A form of inflammatory arthritis, gout is caused by a build-up of uric acid in the body.3 This build-up of uric acid can lead to deposits of urate crystals around the joints.3 Once they form in the joints, these crystals can cause redness, swelling, tenderness and intense pain.3
The increasing prevalence of gout is likely due to the fact that the population is aging.4 Diet and lifestyle also are believed to play a role.4 This increase, coupled with the fact that people with gout are more likely to suffer with other chronic conditions (high blood pressure, diabetes, kidney disease, high cholesterol and obesity, for example), represents a significant public health concern.1
Downplaying a serious disease
Although it is very important to manage gout, many people with the disease do not take it seriously.5 In fact, a survey conducted by the Gout and Uric Acid Education Society showed that, although nine out of 10 people with gout feel that it is a serious health issue, only half agree that managing gout should be a priority.5
Doubling doctor visits
From 2002 to 2008, an estimated 7 million doctor visits annually were associated with gout; 2 million of these being the result of gout flares.4 Although the total number of office visits for all causes was the same between 2002 and 2008, the number of gout-related visits more than doubled (14.9 visits per 1000 persons in 2002 to 35.2 visits per 1000 persons in 2008).4
A hefty price tag
As the number of adults affected by gout increases, so does the cost to manage the disease.4 According to data from the 2002 to 2008 National Ambulatory Medical Care Survey and the National Hospital Ambulatory Medical Care Survey, total outpatient care costs associated with gout were estimated at $933 million annually—a critical reason why gout flare prevention is so important.4
How can we reduce costs?
As the costs associated with gout continue to rise, it will become increasingly important to find ways to manage them.6 Potential strategies for improving outcomes while decreasing the financial burden to patients include:
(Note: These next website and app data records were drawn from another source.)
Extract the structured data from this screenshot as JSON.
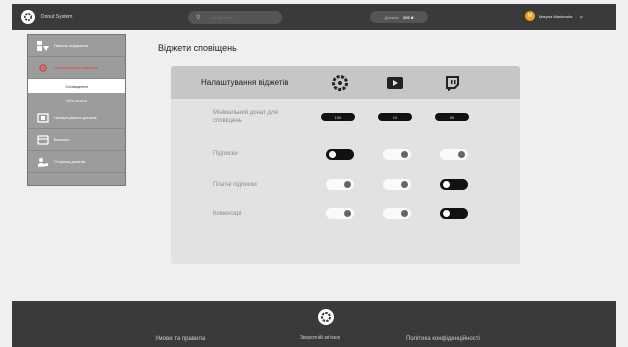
{
  "header": {
    "brand": "Donut System",
    "search_placeholder": "Пошук мітки",
    "balance_label": "Донати:",
    "balance_value": "200 ₴",
    "user_name": "Maryna Maslovska",
    "user_initial": "M"
  },
  "sidebar": {
    "items": [
      {
        "label": "Панель керування",
        "active": false,
        "icon": "dashboard-icon"
      },
      {
        "label": "Налаштування віджетів",
        "active": true,
        "icon": "settings-icon"
      },
      {
        "label": "Налаштування донатів",
        "active": false,
        "icon": "donation-settings-icon"
      },
      {
        "label": "Виплати",
        "active": false,
        "icon": "payout-icon"
      },
      {
        "label": "Сторінка донатів",
        "active": false,
        "icon": "donation-page-icon"
      }
    ],
    "subitems": [
      "Сповіщення",
      "Міні-шкала"
    ]
  },
  "main": {
    "title": "Віджети сповіщень",
    "panel_title": "Налаштування віджетів",
    "columns": [
      "donut-system-icon",
      "youtube-icon",
      "twitch-icon"
    ],
    "min_donation_label": "Мінімальний донат для сповіщень",
    "min_donation_values": [
      "100",
      "10",
      "50"
    ],
    "rows": [
      {
        "label": "Підписки",
        "states": [
          true,
          false,
          false
        ]
      },
      {
        "label": "Платні підписки",
        "states": [
          false,
          false,
          true
        ]
      },
      {
        "label": "Коментарі",
        "states": [
          false,
          false,
          true
        ]
      }
    ]
  },
  "footer": {
    "terms": "Умови та правила",
    "feedback": "Зворотній зв'язок",
    "privacy": "Політика конфіденційності"
  },
  "colors": {
    "accent": "#e04040",
    "dark": "#3a3a3a",
    "avatar": "#f0a020"
  }
}
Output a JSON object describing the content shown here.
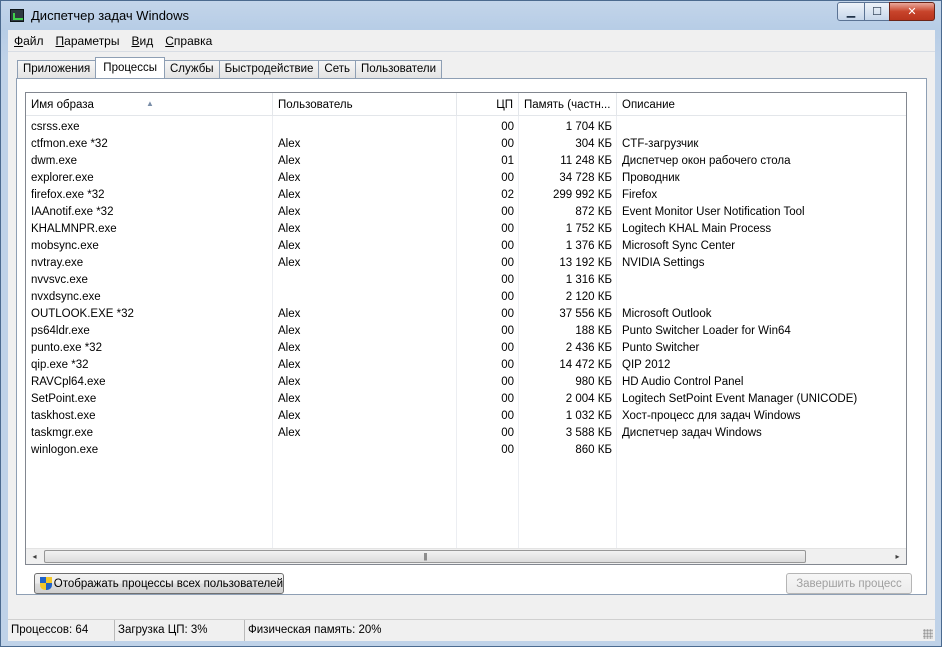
{
  "window": {
    "title": "Диспетчер задач Windows",
    "controls": {
      "minimize": "▁",
      "maximize": "☐",
      "close": "✕"
    }
  },
  "menu": [
    {
      "label": "Ф",
      "rest": "айл"
    },
    {
      "label": "П",
      "rest": "араметры"
    },
    {
      "label": "В",
      "rest": "ид"
    },
    {
      "label": "С",
      "rest": "правка"
    }
  ],
  "tabs": [
    "Приложения",
    "Процессы",
    "Службы",
    "Быстродействие",
    "Сеть",
    "Пользователи"
  ],
  "active_tab": "Процессы",
  "columns": {
    "image": "Имя образа",
    "user": "Пользователь",
    "cpu": "ЦП",
    "memory": "Память (частн...",
    "description": "Описание"
  },
  "processes": [
    {
      "image": "csrss.exe",
      "user": "",
      "cpu": "00",
      "memory": "1 704 КБ",
      "description": ""
    },
    {
      "image": "ctfmon.exe *32",
      "user": "Alex",
      "cpu": "00",
      "memory": "304 КБ",
      "description": "CTF-загрузчик"
    },
    {
      "image": "dwm.exe",
      "user": "Alex",
      "cpu": "01",
      "memory": "11 248 КБ",
      "description": "Диспетчер окон рабочего стола"
    },
    {
      "image": "explorer.exe",
      "user": "Alex",
      "cpu": "00",
      "memory": "34 728 КБ",
      "description": "Проводник"
    },
    {
      "image": "firefox.exe *32",
      "user": "Alex",
      "cpu": "02",
      "memory": "299 992 КБ",
      "description": "Firefox"
    },
    {
      "image": "IAAnotif.exe *32",
      "user": "Alex",
      "cpu": "00",
      "memory": "872 КБ",
      "description": "Event Monitor User Notification Tool"
    },
    {
      "image": "KHALMNPR.exe",
      "user": "Alex",
      "cpu": "00",
      "memory": "1 752 КБ",
      "description": "Logitech KHAL Main Process"
    },
    {
      "image": "mobsync.exe",
      "user": "Alex",
      "cpu": "00",
      "memory": "1 376 КБ",
      "description": "Microsoft Sync Center"
    },
    {
      "image": "nvtray.exe",
      "user": "Alex",
      "cpu": "00",
      "memory": "13 192 КБ",
      "description": "NVIDIA Settings"
    },
    {
      "image": "nvvsvc.exe",
      "user": "",
      "cpu": "00",
      "memory": "1 316 КБ",
      "description": ""
    },
    {
      "image": "nvxdsync.exe",
      "user": "",
      "cpu": "00",
      "memory": "2 120 КБ",
      "description": ""
    },
    {
      "image": "OUTLOOK.EXE *32",
      "user": "Alex",
      "cpu": "00",
      "memory": "37 556 КБ",
      "description": "Microsoft Outlook"
    },
    {
      "image": "ps64ldr.exe",
      "user": "Alex",
      "cpu": "00",
      "memory": "188 КБ",
      "description": "Punto Switcher Loader for Win64"
    },
    {
      "image": "punto.exe *32",
      "user": "Alex",
      "cpu": "00",
      "memory": "2 436 КБ",
      "description": "Punto Switcher"
    },
    {
      "image": "qip.exe *32",
      "user": "Alex",
      "cpu": "00",
      "memory": "14 472 КБ",
      "description": "QIP 2012"
    },
    {
      "image": "RAVCpl64.exe",
      "user": "Alex",
      "cpu": "00",
      "memory": "980 КБ",
      "description": "HD Audio Control Panel"
    },
    {
      "image": "SetPoint.exe",
      "user": "Alex",
      "cpu": "00",
      "memory": "2 004 КБ",
      "description": "Logitech SetPoint Event Manager (UNICODE)"
    },
    {
      "image": "taskhost.exe",
      "user": "Alex",
      "cpu": "00",
      "memory": "1 032 КБ",
      "description": "Хост-процесс для задач Windows"
    },
    {
      "image": "taskmgr.exe",
      "user": "Alex",
      "cpu": "00",
      "memory": "3 588 КБ",
      "description": "Диспетчер задач Windows"
    },
    {
      "image": "winlogon.exe",
      "user": "",
      "cpu": "00",
      "memory": "860 КБ",
      "description": ""
    }
  ],
  "buttons": {
    "show_all": "Отображать процессы всех пользователей",
    "end_process": "Завершить процесс"
  },
  "status": {
    "processes": "Процессов: 64",
    "cpu": "Загрузка ЦП: 3%",
    "memory": "Физическая память: 20%"
  },
  "scrollbar": {
    "left": "◂",
    "right": "▸",
    "grip": "|||"
  },
  "icons": {
    "app": "task-manager-icon",
    "shield": "uac-shield-icon"
  }
}
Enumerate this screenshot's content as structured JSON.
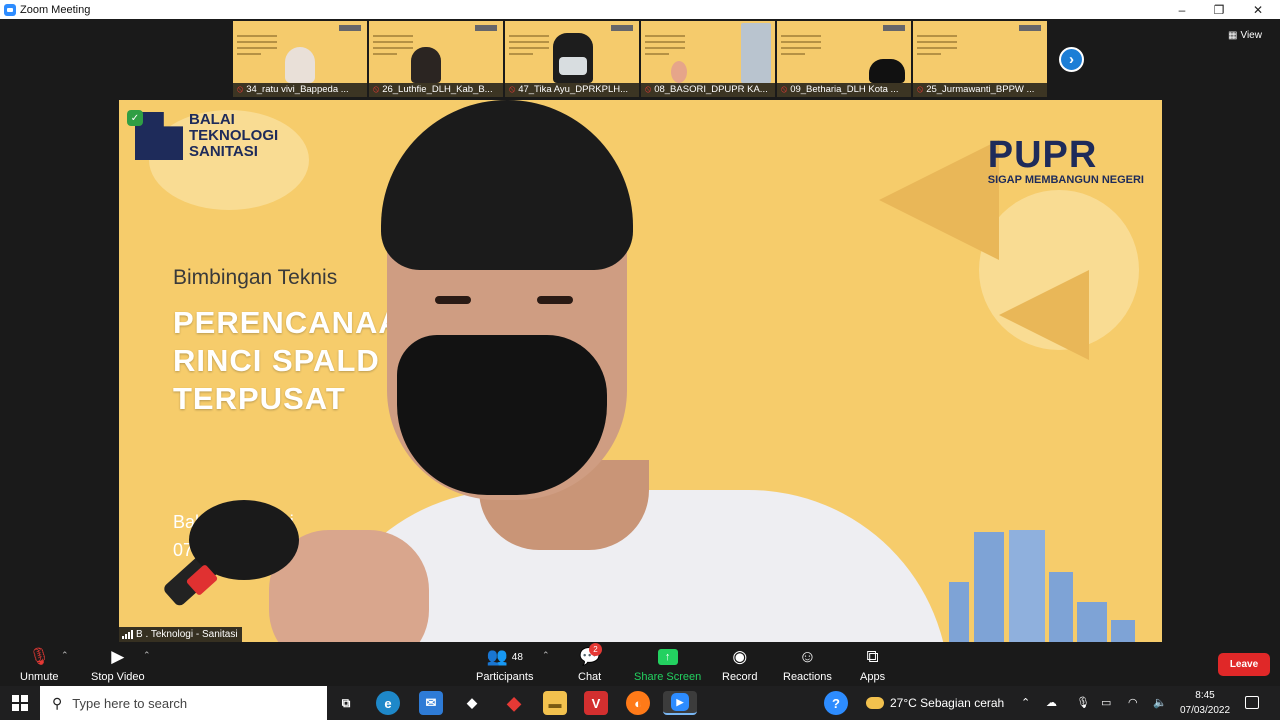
{
  "window": {
    "title": "Zoom Meeting",
    "controls": {
      "minimize": "–",
      "restore": "❐",
      "close": "✕"
    }
  },
  "gallery": {
    "thumbnails": [
      {
        "name": "34_ratu vivi_Bappeda ...",
        "muted": true
      },
      {
        "name": "26_Luthfie_DLH_Kab_B...",
        "muted": true
      },
      {
        "name": "47_Tika Ayu_DPRKPLH...",
        "muted": true
      },
      {
        "name": "08_BASORI_DPUPR KA...",
        "muted": true
      },
      {
        "name": "09_Betharia_DLH Kota ...",
        "muted": true
      },
      {
        "name": "25_Jurmawanti_BPPW ...",
        "muted": true
      }
    ],
    "next_icon": "›",
    "view_label": "View"
  },
  "main_video": {
    "slide": {
      "org_logo_text": "BALAI\nTEKNOLOGI\nSANITASI",
      "brand": "PUPR",
      "tagline": "SIGAP MEMBANGUN NEGERI",
      "subtitle": "Bimbingan Teknis",
      "title_line1": "PERENCANAAN",
      "title_line2": "RINCI SPALD",
      "title_line3": "TERPUSAT",
      "footer_line1": "Balai Teknologi",
      "footer_line2": "07"
    },
    "speaker_name": "B . Teknologi - Sanitasi"
  },
  "toolbar": {
    "unmute_label": "Unmute",
    "stop_video_label": "Stop Video",
    "participants_label": "Participants",
    "participants_count": "48",
    "chat_label": "Chat",
    "chat_badge": "2",
    "share_label": "Share Screen",
    "record_label": "Record",
    "reactions_label": "Reactions",
    "apps_label": "Apps",
    "leave_label": "Leave"
  },
  "taskbar": {
    "search_placeholder": "Type here to search",
    "weather_text": "27°C  Sebagian cerah",
    "time": "8:45",
    "date": "07/03/2022"
  },
  "colors": {
    "slide_bg": "#f6cc6b",
    "brand_navy": "#1e2b5a",
    "share_green": "#23d160",
    "leave_red": "#e02828",
    "zoom_blue": "#2d8cff"
  }
}
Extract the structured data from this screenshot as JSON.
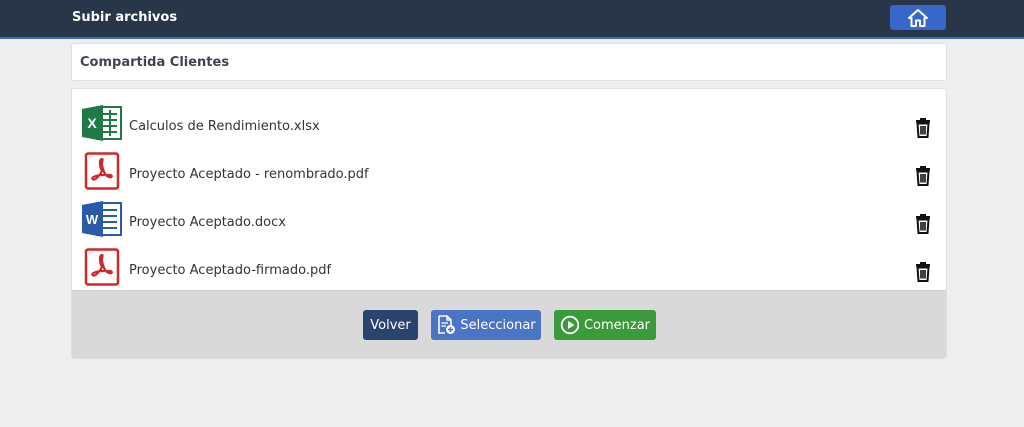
{
  "header": {
    "title": "Subir archivos",
    "home_icon": "home-icon"
  },
  "folder": {
    "name": "Compartida Clientes"
  },
  "files": [
    {
      "name": "Calculos de Rendimiento.xlsx",
      "type": "excel",
      "icon": "excel-file-icon"
    },
    {
      "name": "Proyecto Aceptado - renombrado.pdf",
      "type": "pdf",
      "icon": "pdf-file-icon"
    },
    {
      "name": "Proyecto Aceptado.docx",
      "type": "word",
      "icon": "word-file-icon"
    },
    {
      "name": "Proyecto Aceptado-firmado.pdf",
      "type": "pdf",
      "icon": "pdf-file-icon"
    }
  ],
  "buttons": {
    "back_label": "Volver",
    "select_label": "Seleccionar",
    "start_label": "Comenzar"
  },
  "colors": {
    "header_bg": "#293548",
    "accent_blue": "#3867c9",
    "back_button": "#2a4470",
    "select_button": "#4a74c4",
    "start_button": "#3a9a3c",
    "excel_green": "#1f7a45",
    "pdf_red": "#d0282b",
    "word_blue": "#2b5aa8"
  }
}
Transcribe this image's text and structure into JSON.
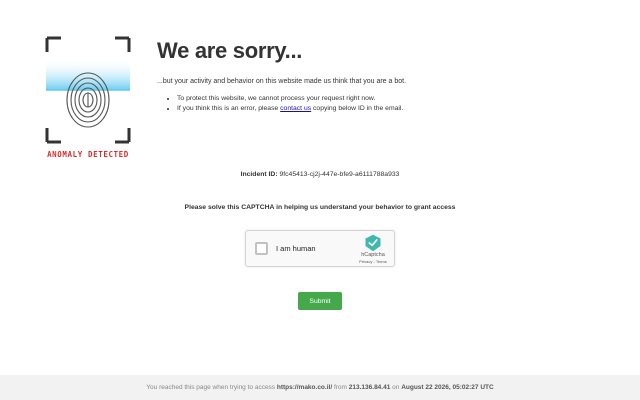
{
  "headline": "We are sorry...",
  "intro": "...but your activity and behavior on this website made us think that you are a bot.",
  "reasons": {
    "item1": "To protect this website, we cannot process your request right now.",
    "item2_prefix": "If you think this is an error, please",
    "contact_link": "contact us",
    "item2_suffix": "copying below ID in the email."
  },
  "logo": {
    "caption": "ANOMALY DETECTED",
    "icon": "fingerprint-scan-icon"
  },
  "incident": {
    "label": "Incident ID:",
    "value": "9fc45413-cj2j-447e-bfe9-a6111788a933"
  },
  "captcha_instruction": "Please solve this CAPTCHA in helping us understand your behavior to grant access",
  "captcha": {
    "checkbox_label": "I am human",
    "brand": "hCaptcha",
    "privacy": "Privacy",
    "separator": " - ",
    "terms": "Terms"
  },
  "submit_label": "Submit",
  "footer": {
    "prefix": "You reached this page when trying to access",
    "url": "https://mako.co.il/",
    "from": "from",
    "ip": "213.136.84.41",
    "on": "on",
    "datetime": "August 22 2026, 05:02:27 UTC"
  },
  "colors": {
    "accent": "#45a84a",
    "alert": "#d32f2f",
    "link": "#1a0dab",
    "scan": "#5ec8f0"
  }
}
Get diagnosed early
If you think you could have gout, or are experiencing gout-like symptoms, seek diagnosis and begin treatment as soon as possible, including doctor-recommended therapy to help avoid future flares.7
Keep uric acid in check
Have your uric acid level checked every six months, ideally keeping it below 6 mg/dL.7
Maintain a healthy lifestyle by exercising regularly, avoiding alcohol, choosing gout-friendly foods and staying well hydrated.7–9
Talk with your doctor
If you suspect you have gout, make an appointment with your doctor as soon as possible.3 You may want to download and complete the Gout Flare Questionnaire (from Resources for Patients) before your appointment.
After your initial examination, your doctor may want to refer you to a rheumatologist (a specialist who focuses on patients with arthritis and other inflammatory joint conditions). But don’t wait—untreated gout can become increasingly painful and result in joint damage.3
If you are already being treated for gout but are still experiencing frequent symptoms, including flares, see your doctor or rheumatologist as soon as you can. Your gout could be progressing and it may be necessary to change your treatment plan.
NOTE: This article was not written by a medical professional and is not intended to substitute for the guidance of a physician. These are not West-Ward’s recommendations for gout flare prevention, but rather facts and data collected from various reliable medical sources. For a full list of resources and their attributing links, see below.